Task objective: Below is a block of records. Copy every line in it that contains the word "blocked".

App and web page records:
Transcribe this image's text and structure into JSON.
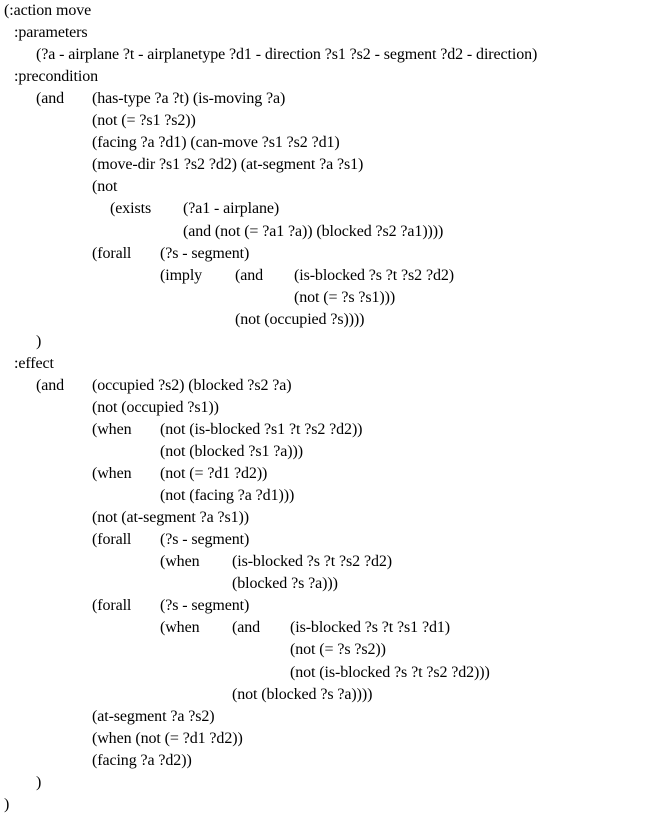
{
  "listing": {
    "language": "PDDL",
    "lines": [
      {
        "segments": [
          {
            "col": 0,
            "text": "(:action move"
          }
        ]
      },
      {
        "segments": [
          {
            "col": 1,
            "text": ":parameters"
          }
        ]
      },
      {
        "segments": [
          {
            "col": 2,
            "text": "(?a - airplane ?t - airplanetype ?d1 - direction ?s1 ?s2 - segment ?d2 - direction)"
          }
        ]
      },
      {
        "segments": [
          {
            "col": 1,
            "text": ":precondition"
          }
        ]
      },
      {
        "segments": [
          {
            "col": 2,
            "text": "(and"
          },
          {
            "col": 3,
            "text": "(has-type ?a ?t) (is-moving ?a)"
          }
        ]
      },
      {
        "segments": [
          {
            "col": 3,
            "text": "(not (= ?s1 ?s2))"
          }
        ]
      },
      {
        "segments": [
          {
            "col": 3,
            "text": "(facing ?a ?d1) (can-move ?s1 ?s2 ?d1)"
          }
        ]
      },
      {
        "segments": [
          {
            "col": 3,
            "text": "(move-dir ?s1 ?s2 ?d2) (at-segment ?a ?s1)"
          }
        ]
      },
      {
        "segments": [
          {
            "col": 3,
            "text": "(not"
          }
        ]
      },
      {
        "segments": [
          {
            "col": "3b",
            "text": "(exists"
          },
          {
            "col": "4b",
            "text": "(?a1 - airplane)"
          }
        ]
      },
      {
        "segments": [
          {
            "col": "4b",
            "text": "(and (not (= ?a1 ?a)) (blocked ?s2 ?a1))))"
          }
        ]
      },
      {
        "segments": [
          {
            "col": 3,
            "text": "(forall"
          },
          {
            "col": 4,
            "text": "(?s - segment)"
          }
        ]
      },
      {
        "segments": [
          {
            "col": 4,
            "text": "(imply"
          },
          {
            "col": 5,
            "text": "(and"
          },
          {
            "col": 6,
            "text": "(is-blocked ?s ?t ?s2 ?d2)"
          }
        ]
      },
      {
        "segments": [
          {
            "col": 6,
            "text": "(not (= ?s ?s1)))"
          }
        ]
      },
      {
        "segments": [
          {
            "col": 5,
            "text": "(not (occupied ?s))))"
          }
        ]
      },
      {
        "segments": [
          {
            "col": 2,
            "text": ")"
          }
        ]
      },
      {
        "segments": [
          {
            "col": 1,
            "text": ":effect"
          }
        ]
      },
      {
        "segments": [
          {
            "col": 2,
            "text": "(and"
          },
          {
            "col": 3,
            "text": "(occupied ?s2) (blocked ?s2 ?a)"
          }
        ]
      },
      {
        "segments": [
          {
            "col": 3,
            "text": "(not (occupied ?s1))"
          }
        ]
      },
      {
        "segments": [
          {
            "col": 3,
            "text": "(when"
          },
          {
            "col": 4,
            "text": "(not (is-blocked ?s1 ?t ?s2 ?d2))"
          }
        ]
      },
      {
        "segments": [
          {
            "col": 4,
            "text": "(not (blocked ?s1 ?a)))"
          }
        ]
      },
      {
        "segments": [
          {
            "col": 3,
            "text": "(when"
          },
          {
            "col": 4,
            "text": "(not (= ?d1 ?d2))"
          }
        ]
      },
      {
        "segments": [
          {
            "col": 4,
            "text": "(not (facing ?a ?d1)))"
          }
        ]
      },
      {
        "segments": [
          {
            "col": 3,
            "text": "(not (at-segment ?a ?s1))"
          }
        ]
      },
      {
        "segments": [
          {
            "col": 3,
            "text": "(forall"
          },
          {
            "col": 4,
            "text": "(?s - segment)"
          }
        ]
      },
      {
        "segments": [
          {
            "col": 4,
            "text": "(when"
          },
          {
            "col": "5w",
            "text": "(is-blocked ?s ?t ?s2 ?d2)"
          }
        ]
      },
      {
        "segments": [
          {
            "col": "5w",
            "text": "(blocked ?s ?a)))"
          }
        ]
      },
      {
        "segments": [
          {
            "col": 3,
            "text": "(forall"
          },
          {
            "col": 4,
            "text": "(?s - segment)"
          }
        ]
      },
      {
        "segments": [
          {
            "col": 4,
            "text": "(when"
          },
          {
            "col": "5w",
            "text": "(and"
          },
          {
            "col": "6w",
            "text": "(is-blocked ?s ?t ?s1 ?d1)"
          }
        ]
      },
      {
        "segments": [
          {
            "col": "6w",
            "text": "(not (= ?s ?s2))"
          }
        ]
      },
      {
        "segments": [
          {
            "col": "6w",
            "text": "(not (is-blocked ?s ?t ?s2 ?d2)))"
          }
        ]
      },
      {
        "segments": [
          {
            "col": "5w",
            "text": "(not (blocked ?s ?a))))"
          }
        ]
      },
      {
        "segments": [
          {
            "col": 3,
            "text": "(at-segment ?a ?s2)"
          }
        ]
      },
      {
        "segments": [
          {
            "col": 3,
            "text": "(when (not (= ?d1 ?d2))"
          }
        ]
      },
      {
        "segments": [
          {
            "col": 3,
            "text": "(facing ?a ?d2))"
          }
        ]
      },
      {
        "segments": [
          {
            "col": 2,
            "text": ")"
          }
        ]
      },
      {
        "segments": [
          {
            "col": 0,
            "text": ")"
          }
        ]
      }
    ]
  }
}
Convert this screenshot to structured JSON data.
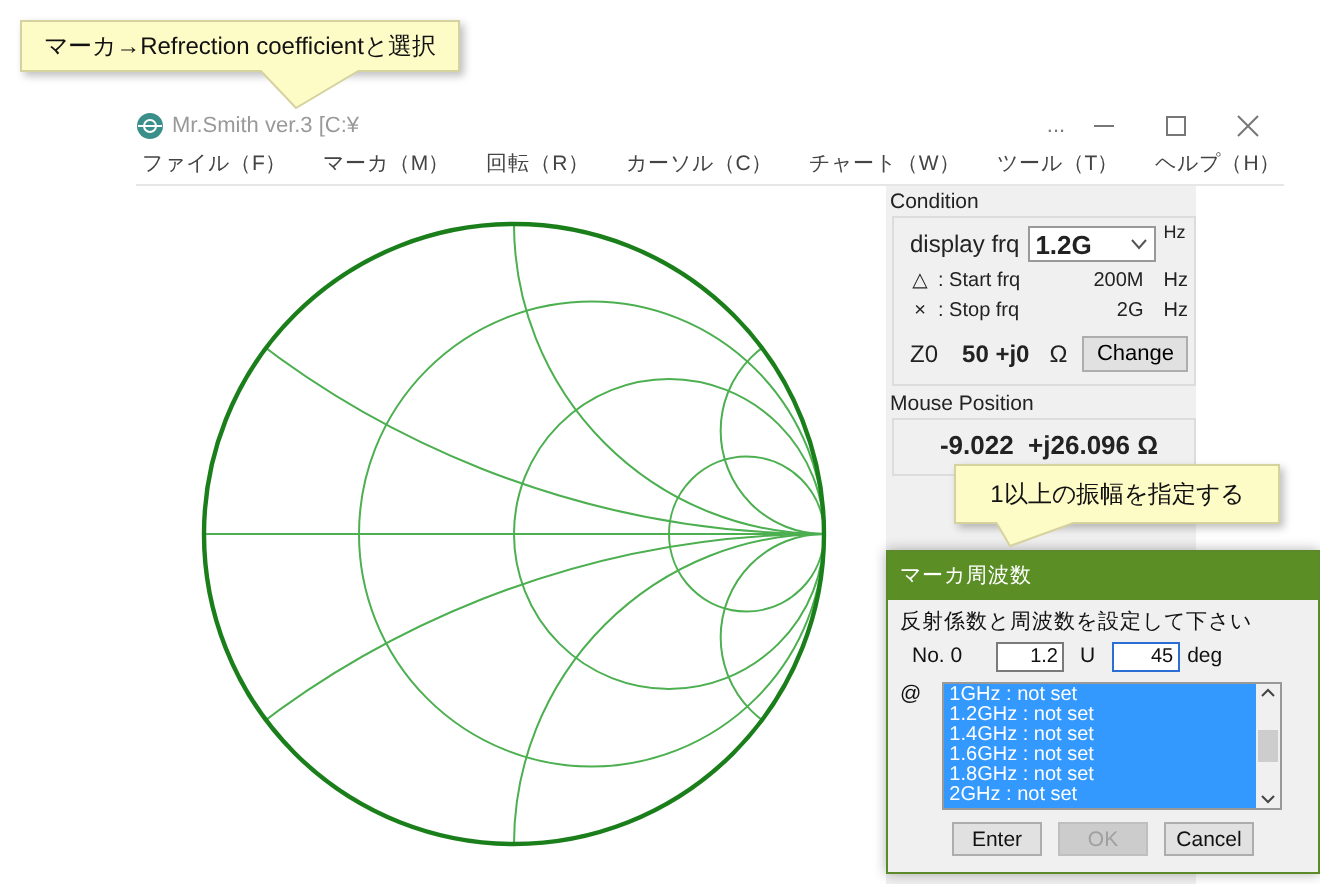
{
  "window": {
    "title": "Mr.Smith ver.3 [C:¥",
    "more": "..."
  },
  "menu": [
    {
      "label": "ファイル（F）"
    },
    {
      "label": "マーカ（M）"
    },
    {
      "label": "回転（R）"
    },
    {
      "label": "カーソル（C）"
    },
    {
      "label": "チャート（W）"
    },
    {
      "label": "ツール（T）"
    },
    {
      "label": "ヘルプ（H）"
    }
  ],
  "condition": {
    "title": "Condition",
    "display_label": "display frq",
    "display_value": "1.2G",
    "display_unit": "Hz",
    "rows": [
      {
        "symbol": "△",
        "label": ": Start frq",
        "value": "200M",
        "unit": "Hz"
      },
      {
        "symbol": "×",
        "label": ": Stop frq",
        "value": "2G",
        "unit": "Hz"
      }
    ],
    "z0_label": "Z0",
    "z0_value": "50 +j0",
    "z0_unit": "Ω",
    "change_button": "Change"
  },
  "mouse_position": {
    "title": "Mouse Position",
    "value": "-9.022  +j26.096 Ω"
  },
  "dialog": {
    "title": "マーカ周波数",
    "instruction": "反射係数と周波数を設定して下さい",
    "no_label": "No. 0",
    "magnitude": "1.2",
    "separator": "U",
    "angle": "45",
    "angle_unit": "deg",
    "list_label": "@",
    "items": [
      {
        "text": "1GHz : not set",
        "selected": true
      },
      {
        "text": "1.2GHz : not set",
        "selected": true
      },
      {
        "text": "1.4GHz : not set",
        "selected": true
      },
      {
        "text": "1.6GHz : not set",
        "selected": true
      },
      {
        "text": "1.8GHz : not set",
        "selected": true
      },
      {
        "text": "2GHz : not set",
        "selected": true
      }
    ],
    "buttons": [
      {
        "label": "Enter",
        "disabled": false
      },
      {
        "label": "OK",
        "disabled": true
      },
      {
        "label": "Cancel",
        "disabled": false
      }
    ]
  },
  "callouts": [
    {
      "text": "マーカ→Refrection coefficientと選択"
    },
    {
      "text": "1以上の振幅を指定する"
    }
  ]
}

Task solution:
            "text": "(and (not (= ?a1 ?a)) (blocked ?s2 ?a1))))"
            "text": "(is-blocked ?s ?t ?s2 ?d2)"
            "text": "(occupied ?s2) (blocked ?s2 ?a)"
            "text": "(not (is-blocked ?s1 ?t ?s2 ?d2))"
            "text": "(not (blocked ?s1 ?a)))"
            "text": "(is-blocked ?s ?t ?s2 ?d2)"
            "text": "(blocked ?s ?a)))"
            "text": "(is-blocked ?s ?t ?s1 ?d1)"
            "text": "(not (is-blocked ?s ?t ?s2 ?d2)))"
            "text": "(not (blocked ?s ?a))))"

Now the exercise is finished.